State Rep. Jay Morris (R-Monroe) noticed something fishy about the new “Shelter At Home Program” contract that the governor’s office is asking for bids on. Companies only had 24 hours to prepare and submit complex information for a $1 billion contract.
The contract is for distributing aid to help people with flooded homes. There will be a lot of money handed out.
Here are some excerpts:
Under SAH, the State will contract directly with one or more construction firms capable of delivering minor, critical services on a large scale and that possess or can obtain the resources required to deliver in an expedited manner. Simultaneously, the State will direct contract with a firm to provide Program Management support to the State to help manage and control this effort. If a respondent is selected for the Program Management contract, the respondent will not be considered for a repair services contract. The purpose of this RFEI is to solicit interest from consultants with previous experience in disaster recovery programs through FEMA’s Individual Assistance (IA) and/or Public Assistance (PA) Program(s) and HUD’s CDBG program. Responses to this RFEI, in the form outlined in the Expression of Interest Response along with a one hour interview, will be used to select a single program management firm. The successful Respondent (hereafter “Contractor”) shall be immediately engaged in establishing and administering SAH program under guidelines recently established by FEMA for the August 2016 Flood. A more detailed Scope of Services is contained in Exhibit A. It is also anticipated, but not guaranteed, that the services under the resulting contract may expand to accommodate other programs yet to be defined, including programs occurring as a result of the August 2016 Flood as well as past and future disasters.
Basically, a general contractor will be in charge of handing out the money.
Louisiana anticipates receiving up to 30,000 applications with approximately 13,500 homes eligible for repair, but there is no guarantee of the number of units to be served, as ability to estimate at this point in time is extremely limited. Work under these contracts will be generally consistent with conducting emergency disaster operations pursuant to the Stafford Act, as amended. The State will procure the services of multiple construction firms (“SAH Contractors”) to implement the temporary restoration of necessary services in single dwelling residences in damaged areas. SAH Contractors will be chosen based on experience in rendering similar services and local capacity to obtain materials and provide services on an expedited basis. SAH Contractor(s) is expected to be able to complete all work orders by September 30, 2016, but not later than December 31, 2016. The State desires to have as many people as possible back in their homes by year’s end. To maximize work efficiencies, the State reserves the right to adjust workloads among the contractors on a weekly basis depending on performance, until all properties enlisted in the program are complete.
Only a huge company could do this, such as the Shaw Group – or perhaps Brown & Root, the company former Shaw CEO (and former Louisiana Democrat Party chairman) Jim Bernhard is currently heading up.
The Contractor retained through this RFEI will be responsible for determining the eligibility of applicants pursuant to the State’s SAH program guidelines, as may be amended and providing overall project management of the SAH measures performed by the SAH Contractors.

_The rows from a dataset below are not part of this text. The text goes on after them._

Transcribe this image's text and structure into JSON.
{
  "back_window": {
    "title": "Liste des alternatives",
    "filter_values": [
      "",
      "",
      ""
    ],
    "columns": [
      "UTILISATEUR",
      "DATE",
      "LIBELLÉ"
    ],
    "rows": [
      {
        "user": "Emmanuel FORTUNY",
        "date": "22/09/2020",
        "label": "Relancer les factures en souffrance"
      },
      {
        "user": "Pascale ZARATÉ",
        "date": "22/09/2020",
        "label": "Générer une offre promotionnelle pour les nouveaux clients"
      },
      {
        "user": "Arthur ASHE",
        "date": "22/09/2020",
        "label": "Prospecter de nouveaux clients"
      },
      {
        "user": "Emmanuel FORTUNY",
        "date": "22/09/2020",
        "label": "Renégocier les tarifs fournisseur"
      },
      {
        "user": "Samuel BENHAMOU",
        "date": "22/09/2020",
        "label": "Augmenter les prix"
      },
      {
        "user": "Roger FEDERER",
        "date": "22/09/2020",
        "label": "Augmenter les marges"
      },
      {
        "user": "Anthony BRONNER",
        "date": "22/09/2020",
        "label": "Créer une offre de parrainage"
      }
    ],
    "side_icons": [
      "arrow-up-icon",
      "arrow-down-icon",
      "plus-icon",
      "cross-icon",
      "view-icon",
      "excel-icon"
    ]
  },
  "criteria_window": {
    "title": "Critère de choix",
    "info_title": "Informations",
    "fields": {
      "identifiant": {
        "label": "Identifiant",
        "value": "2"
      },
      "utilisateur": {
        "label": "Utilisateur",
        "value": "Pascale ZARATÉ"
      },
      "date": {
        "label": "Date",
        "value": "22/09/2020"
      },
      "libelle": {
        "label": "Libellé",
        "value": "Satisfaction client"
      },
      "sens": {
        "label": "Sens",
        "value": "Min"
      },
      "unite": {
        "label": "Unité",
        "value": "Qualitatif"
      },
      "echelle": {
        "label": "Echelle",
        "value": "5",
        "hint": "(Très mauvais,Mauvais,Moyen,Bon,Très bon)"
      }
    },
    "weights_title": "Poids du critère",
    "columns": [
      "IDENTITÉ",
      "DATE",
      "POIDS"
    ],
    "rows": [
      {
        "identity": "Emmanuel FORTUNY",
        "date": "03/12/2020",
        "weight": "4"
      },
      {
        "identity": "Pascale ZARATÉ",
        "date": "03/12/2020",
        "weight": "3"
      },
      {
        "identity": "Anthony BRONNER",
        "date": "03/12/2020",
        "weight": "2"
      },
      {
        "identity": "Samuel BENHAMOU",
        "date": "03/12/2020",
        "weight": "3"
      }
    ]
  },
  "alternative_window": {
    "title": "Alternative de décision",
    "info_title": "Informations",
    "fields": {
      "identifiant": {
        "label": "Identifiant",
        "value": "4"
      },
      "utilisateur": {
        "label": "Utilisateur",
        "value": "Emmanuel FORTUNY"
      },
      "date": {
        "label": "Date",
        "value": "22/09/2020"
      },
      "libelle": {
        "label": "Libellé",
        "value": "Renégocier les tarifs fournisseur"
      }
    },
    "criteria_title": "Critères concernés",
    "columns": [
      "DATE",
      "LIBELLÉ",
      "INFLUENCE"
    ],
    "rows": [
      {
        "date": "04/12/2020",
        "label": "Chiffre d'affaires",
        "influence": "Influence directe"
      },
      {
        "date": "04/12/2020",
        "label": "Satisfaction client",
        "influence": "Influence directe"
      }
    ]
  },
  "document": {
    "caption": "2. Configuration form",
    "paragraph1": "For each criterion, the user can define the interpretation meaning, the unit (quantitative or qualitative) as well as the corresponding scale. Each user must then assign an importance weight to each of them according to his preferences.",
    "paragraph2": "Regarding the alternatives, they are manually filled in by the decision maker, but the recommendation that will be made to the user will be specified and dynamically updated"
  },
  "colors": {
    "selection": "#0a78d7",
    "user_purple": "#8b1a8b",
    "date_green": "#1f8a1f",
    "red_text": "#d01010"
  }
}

Neither the Contractor nor a related entity may serve as a SAH Repair Contractor.
So only one contractor will decide if you’re eligible for storm aid. Yep, no potential for favoritism or punishing ones’ political enemies here.
65 percent of the scoring of the bids will be based on “technical approach” and only 35 percent based on cost.
This won’t be a lowest-bidder contract. Do political campaign donations to the governor count as “technical approach?” Asking for a friend.
The only way a company can get this contract is if they were already tipped off by someone in the governor’s office or they had someone in mind. This brings back the lessons we should have learned from the Road Home program debacle which is we should competitively bid out something like this and not hang our hat on one company. It just looks bad and will probably turn out bad.